"I thought I would take a year off and just jump," he says, "and I would see if it happened. Well, it happened; I found my true life."
In 1966 Wirkola turned the jumping world upside down, winning the Norwegian championship, which is tougher, in its way, than any other, and the two gold medals in the world meet. For one year he held the world jumping distance record at 479 feet, which does not particularly interest him since form and floating are the real rewards. And last year he cocked his jumping cap down on the bridge of his nose and took on the Germans and Austrians in their traditional "jumping week" events. Wirkola won three of the four on the program—and the title. In the pre-Olympic competition at St. Nizier, outside Grenoble, he won the 90-meter jump easily and chose not to enter the lesser jump.
And now he faces the prospect of the 1968 events. In that regard, jumpers are not like Norway's cross-country runners, who tend to be modest and kick at the snow a lot, heads down, when they talk.
"You have got to believe in yourself," Wirkola says flatly, in the clear tone of a true believer. "I would like to win two gold medals at Grenoble: the 70-meter and the 90-meter jumps. I would think that Reinhold Bachler of Austria would win a silver—he is my biggest threat—and there are at least five who could get bronze medals."
Wirkola unquestionably believes he can do it. It shows up in his walk and manner, and in a crowd he gives off the fire of a champion. In a way, Bjorn is like Eggen, the only other man on the team who clearly wants more than one gold medal.
Eggen wants three, in the 50, the 15 and the one he figures to pick up as a member of the Golden Quartet. He will start in all four events and take on all comers, including Ellefsaeter, who expects to attack in a couple of events, and Martinsen, who insists he is now old and strong enough to go 50 himself.

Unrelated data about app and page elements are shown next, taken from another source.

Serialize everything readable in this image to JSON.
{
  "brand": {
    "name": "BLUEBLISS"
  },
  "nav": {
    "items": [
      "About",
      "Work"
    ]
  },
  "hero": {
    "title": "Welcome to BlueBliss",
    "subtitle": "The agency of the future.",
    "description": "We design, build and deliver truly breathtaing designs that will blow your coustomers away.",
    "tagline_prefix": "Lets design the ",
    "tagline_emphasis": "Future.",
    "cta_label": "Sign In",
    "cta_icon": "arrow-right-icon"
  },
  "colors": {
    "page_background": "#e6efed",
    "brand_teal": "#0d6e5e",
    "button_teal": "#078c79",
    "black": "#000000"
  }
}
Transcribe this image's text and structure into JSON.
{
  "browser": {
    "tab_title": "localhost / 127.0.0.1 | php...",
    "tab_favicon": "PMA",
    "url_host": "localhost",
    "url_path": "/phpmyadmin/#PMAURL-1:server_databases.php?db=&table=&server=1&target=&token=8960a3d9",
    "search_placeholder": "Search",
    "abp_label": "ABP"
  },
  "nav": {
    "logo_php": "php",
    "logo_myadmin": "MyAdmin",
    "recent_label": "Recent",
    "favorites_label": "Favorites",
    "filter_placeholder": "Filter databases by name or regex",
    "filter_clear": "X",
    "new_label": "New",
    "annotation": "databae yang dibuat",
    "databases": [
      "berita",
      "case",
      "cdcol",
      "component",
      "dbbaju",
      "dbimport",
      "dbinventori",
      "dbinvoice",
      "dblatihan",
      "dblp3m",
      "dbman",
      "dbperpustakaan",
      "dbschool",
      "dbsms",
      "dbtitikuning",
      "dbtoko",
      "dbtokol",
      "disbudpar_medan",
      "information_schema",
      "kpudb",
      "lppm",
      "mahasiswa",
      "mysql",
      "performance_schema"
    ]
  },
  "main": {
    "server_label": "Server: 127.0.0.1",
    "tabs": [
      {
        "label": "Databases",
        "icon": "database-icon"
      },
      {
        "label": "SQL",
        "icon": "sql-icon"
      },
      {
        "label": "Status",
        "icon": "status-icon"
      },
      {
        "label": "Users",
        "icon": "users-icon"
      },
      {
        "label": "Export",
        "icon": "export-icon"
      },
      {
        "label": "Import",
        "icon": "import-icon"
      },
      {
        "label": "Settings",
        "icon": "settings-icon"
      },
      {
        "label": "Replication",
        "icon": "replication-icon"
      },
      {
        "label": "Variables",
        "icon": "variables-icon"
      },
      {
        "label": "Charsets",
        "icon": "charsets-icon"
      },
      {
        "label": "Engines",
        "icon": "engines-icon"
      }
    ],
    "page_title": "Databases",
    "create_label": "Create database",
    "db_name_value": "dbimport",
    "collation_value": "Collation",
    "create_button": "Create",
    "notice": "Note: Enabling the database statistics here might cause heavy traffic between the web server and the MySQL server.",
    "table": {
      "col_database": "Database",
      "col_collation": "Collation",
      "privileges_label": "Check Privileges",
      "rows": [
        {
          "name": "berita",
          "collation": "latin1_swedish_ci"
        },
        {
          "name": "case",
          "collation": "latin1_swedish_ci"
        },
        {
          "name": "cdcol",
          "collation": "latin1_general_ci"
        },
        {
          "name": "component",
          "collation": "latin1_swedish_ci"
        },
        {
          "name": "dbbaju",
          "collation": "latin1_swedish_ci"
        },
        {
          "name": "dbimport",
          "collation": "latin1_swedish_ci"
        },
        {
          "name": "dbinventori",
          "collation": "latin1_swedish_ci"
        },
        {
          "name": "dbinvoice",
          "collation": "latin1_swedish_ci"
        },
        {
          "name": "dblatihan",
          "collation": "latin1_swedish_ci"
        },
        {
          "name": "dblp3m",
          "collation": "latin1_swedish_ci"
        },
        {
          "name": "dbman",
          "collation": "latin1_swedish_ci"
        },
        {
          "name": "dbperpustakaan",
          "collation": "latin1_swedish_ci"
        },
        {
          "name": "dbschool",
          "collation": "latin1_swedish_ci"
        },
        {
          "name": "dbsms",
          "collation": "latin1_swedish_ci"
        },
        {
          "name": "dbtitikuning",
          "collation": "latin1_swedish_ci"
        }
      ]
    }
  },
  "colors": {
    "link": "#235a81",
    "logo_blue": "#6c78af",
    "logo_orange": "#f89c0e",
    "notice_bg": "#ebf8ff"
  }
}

Gronningen, the fourth member of the quartet, will enter all events and perhaps win a silver or a bronze.
"It is," says Eggen, "the tradition, like the bears, remember? It is a way of life with us in Norway. What else is there to do here in the winter?"
So the Golden Quartet and the rest of the team assemble in Oslo, and it seems as though all 470,000 residents know them; then the jumpers come to town, walking in their special, down-from-the-hills swagger, caps pulled down over their eyes, and there is the feeling of fierce pride all through the cold air. Wirkola comes on like a transistorized Joe Namath; he gives off an aurora borealis of glittering hardness. "There is Bjorn Wirkola," everybody says. "There is the Little Bear!"
And up behind the National Theater, at the head of Karl Johan's Gate (street), is the biggest fan of them all, King Olav V, onetime jumper (in 1923), present-day cross-country skier and fulltime Nordic buff. King Olav skis every Saturday on the miles of trails around the city. On a good day there are 100,000 people out there. Everyone meets on the trails, nodding courteously: the King, the Golden Quartet, the commoners, Coach Jensen—everybody.
King Olav's royal bodyguard skis with him in a sort of Secret Serviceman role. But halfway through the evening he has fallen more than a block behind, puffing badly.